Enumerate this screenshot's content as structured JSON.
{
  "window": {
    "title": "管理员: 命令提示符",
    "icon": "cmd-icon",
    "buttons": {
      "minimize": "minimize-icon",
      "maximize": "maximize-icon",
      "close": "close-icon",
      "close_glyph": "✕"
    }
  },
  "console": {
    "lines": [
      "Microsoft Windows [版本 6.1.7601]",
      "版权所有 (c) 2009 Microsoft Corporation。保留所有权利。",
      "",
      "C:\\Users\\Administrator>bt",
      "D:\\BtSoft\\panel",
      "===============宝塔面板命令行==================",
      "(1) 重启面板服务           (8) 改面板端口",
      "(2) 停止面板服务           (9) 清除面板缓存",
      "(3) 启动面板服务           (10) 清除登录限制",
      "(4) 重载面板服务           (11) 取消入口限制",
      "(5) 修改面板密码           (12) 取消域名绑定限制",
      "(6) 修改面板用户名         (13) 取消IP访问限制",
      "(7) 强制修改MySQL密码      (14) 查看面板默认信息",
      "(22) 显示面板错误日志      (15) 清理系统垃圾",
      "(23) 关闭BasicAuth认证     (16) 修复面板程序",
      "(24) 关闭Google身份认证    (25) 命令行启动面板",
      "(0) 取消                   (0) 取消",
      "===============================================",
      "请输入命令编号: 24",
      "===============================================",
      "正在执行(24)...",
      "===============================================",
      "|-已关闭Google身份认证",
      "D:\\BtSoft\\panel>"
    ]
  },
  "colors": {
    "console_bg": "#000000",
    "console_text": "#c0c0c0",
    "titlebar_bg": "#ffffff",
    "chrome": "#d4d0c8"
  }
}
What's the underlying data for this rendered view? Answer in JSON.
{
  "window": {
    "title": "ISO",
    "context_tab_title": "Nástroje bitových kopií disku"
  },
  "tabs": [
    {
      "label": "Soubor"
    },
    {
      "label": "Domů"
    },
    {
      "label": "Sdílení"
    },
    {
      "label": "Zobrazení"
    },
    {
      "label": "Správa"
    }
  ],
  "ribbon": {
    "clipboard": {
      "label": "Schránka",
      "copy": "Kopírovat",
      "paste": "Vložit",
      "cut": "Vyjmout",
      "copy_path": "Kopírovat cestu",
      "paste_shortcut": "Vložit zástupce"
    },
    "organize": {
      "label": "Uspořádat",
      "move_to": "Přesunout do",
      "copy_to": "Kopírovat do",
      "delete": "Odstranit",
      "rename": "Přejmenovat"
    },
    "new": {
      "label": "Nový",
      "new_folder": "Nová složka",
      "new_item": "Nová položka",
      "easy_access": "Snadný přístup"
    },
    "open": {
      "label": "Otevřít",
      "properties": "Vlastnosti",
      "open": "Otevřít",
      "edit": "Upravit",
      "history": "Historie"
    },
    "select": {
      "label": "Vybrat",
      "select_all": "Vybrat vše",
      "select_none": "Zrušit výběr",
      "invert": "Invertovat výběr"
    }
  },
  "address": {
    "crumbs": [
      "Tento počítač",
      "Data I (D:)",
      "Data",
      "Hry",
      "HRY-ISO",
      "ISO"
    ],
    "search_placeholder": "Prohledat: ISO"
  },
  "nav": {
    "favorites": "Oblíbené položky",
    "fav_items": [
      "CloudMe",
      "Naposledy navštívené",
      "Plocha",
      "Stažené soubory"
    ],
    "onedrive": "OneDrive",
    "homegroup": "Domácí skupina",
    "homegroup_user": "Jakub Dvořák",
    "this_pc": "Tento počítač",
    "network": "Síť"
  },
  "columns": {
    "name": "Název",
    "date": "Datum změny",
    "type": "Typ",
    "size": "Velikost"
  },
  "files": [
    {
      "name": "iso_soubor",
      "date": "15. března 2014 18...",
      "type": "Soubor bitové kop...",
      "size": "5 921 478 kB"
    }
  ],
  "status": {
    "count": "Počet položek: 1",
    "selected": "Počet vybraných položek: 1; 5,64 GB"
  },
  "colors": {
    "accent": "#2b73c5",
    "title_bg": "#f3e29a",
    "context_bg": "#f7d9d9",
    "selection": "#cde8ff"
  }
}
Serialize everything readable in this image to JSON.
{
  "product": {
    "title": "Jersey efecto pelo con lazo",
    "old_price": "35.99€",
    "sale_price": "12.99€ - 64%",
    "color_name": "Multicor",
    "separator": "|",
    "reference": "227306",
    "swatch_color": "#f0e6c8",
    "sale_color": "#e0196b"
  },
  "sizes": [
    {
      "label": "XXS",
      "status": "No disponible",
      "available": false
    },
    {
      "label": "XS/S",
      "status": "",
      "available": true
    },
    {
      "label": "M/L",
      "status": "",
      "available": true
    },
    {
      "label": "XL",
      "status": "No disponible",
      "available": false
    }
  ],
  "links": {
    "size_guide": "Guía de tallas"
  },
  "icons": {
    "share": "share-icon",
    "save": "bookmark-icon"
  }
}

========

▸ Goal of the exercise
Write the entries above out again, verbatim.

▸ Answer to this exercise
Enumerate this screenshot's content as structured JSON.
{
  "window": {
    "title": "管理员: 命令提示符",
    "icon": "cmd-icon",
    "buttons": {
      "minimize": "minimize-icon",
      "maximize": "maximize-icon",
      "close": "close-icon",
      "close_glyph": "✕"
    }
  },
  "console": {
    "lines": [
      "Microsoft Windows [版本 6.1.7601]",
      "版权所有 (c) 2009 Microsoft Corporation。保留所有权利。",
      "",
      "C:\\Users\\Administrator>bt",
      "D:\\BtSoft\\panel",
      "===============宝塔面板命令行==================",
      "(1) 重启面板服务           (8) 改面板端口",
      "(2) 停止面板服务           (9) 清除面板缓存",
      "(3) 启动面板服务           (10) 清除登录限制",
      "(4) 重载面板服务           (11) 取消入口限制",
      "(5) 修改面板密码           (12) 取消域名绑定限制",
      "(6) 修改面板用户名         (13) 取消IP访问限制",
      "(7) 强制修改MySQL密码      (14) 查看面板默认信息",
      "(22) 显示面板错误日志      (15) 清理系统垃圾",
      "(23) 关闭BasicAuth认证     (16) 修复面板程序",
      "(24) 关闭Google身份认证    (25) 命令行启动面板",
      "(0) 取消                   (0) 取消",
      "===============================================",
      "请输入命令编号: 24",
      "===============================================",
      "正在执行(24)...",
      "===============================================",
      "|-已关闭Google身份认证",
      "D:\\BtSoft\\panel>"
    ]
  },
  "colors": {
    "console_bg": "#000000",
    "console_text": "#c0c0c0",
    "titlebar_bg": "#ffffff",
    "chrome": "#d4d0c8"
  }
}
What's the underlying data for this rendered view? Answer in JSON.
{
  "window": {
    "title": "ISO",
    "context_tab_title": "Nástroje bitových kopií disku"
  },
  "tabs": [
    {
      "label": "Soubor"
    },
    {
      "label": "Domů"
    },
    {
      "label": "Sdílení"
    },
    {
      "label": "Zobrazení"
    },
    {
      "label": "Správa"
    }
  ],
  "ribbon": {
    "clipboard": {
      "label": "Schránka",
      "copy": "Kopírovat",
      "paste": "Vložit",
      "cut": "Vyjmout",
      "copy_path": "Kopírovat cestu",
      "paste_shortcut": "Vložit zástupce"
    },
    "organize": {
      "label": "Uspořádat",
      "move_to": "Přesunout do",
      "copy_to": "Kopírovat do",
      "delete": "Odstranit",
      "rename": "Přejmenovat"
    },
    "new": {
      "label": "Nový",
      "new_folder": "Nová složka",
      "new_item": "Nová položka",
      "easy_access": "Snadný přístup"
    },
    "open": {
      "label": "Otevřít",
      "properties": "Vlastnosti",
      "open": "Otevřít",
      "edit": "Upravit",
      "history": "Historie"
    },
    "select": {
      "label": "Vybrat",
      "select_all": "Vybrat vše",
      "select_none": "Zrušit výběr",
      "invert": "Invertovat výběr"
    }
  },
  "address": {
    "crumbs": [
      "Tento počítač",
      "Data I (D:)",
      "Data",
      "Hry",
      "HRY-ISO",
      "ISO"
    ],
    "search_placeholder": "Prohledat: ISO"
  },
  "nav": {
    "favorites": "Oblíbené položky",
    "fav_items": [
      "CloudMe",
      "Naposledy navštívené",
      "Plocha",
      "Stažené soubory"
    ],
    "onedrive": "OneDrive",
    "homegroup": "Domácí skupina",
    "homegroup_user": "Jakub Dvořák",
    "this_pc": "Tento počítač",
    "network": "Síť"
  },
  "columns": {
    "name": "Název",
    "date": "Datum změny",
    "type": "Typ",
    "size": "Velikost"
  },
  "files": [
    {
      "name": "iso_soubor",
      "date": "15. března 2014 18...",
      "type": "Soubor bitové kop...",
      "size": "5 921 478 kB"
    }
  ],
  "status": {
    "count": "Počet položek: 1",
    "selected": "Počet vybraných položek: 1; 5,64 GB"
  },
  "colors": {
    "accent": "#2b73c5",
    "title_bg": "#f3e29a",
    "context_bg": "#f7d9d9",
    "selection": "#cde8ff"
  }
}
Serialize everything readable in this image to JSON.
{
  "product": {
    "title": "Jersey efecto pelo con lazo",
    "old_price": "35.99€",
    "sale_price": "12.99€ - 64%",
    "color_name": "Multicor",
    "separator": "|",
    "reference": "227306",
    "swatch_color": "#f0e6c8",
    "sale_color": "#e0196b"
  },
  "sizes": [
    {
      "label": "XXS",
      "status": "No disponible",
      "available": false
    },
    {
      "label": "XS/S",
      "status": "",
      "available": true
    },
    {
      "label": "M/L",
      "status": "",
      "available": true
    },
    {
      "label": "XL",
      "status": "No disponible",
      "available": false
    }
  ],
  "links": {
    "size_guide": "Guía de tallas"
  },
  "icons": {
    "share": "share-icon",
    "save": "bookmark-icon"
  }
}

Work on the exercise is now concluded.